I’ve learned that you can tell a lot about a person
by the way he handles these three things: a rainy day,
lost luggage, and tangled Christmas tree lights.
Rainy Day ©2016 Karen Mathison Schmidt
6 x 6 • oil on ⅛" Museum Series (archival) GessobordTM
gloss varnish (UV protective)
$125 (FREE SHIPPING)
Here are the step by step photos:
Here I’ve started layering the oils on top of the dry acrylic underpainting. My palette for the underpainting was: burnt sienna, ultramarine blue, quinacridone magenta, and brilliant blue, using Liquitex matte medium mixed in for transparency of the layers.
You can see that in the underpainting I had blocked in the bold floral design on the rug, but later on I decided the composition would be better with the rug simplified, with just a suggestion of a botanical design in the bottom left of the painting.
I started with Mustachio’s eyes ...
... and then his face and ears, then moving out to the lightest areas of his legs and body. My oil palette was: titanium white; ultramarine rose; French ultramarine blue; phthalo blue; cinnabar green deep, medium and light; cadmium yellow light; cadmium orange; Sheveningen red medium (similar to cadmium red light); quinacridone rose; and quinacridone magenta.
At this point I added the darkest areas, the shadow behind him and alongside his legs, using ultramarine blue, dark green with a touch of red. I started with it nice and dark, knowing that later I would lighten the shadow areas and add some variations with just a touch of white and some reds.

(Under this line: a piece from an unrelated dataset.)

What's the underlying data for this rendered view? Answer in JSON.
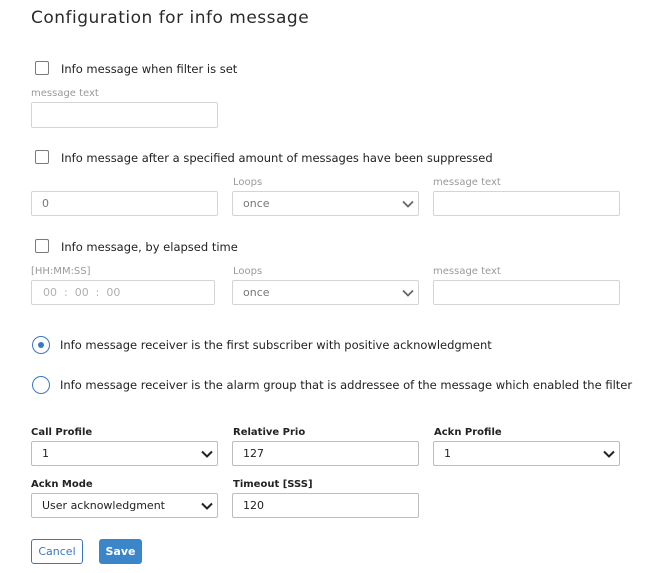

In this photo you can see also that I developed some lost edges along the outline of his cheeks and chin, where the white fur on his face blends right into the white on his shoulders and chest. Just a little lavender and blue suggestion of a shadow helps define his face shape without actually outlining it.
You can see also in this photo that in the darker, orange tabby parts of his coat, I left quite a bit of that vivid transparent blue and purple underpainting showing, which lends a liveliness and energy to his oranges and pinks.
It was at this point that I knew that the design on the rug was going to compete too much with Moustachio and make the composition too busy, so I scraped it off with my palette knife and made almost the whole rug turquoise-y green, with very loose brushstrokes, and just a touch of that botanical design.
Also note here that just a suggestion of the wood grain on the floor is enough. With impressionism, never underestimate the ability of the viewer's brain to fill in the details!
You can see here how I lightened the shadows and added some reds. Not really any blending going on, just laying the colors on top in short strokes, very loosely. A rule of thumb for these top layers is a fully loaded brush and a very light touch.
I added just the suggestion of his whiskers and eye whiskers, with the edge of my knife. I thought I was finished, but then I decided to put a bit more sunny yellowish white on the outside of his left paw.
NOW he’s done!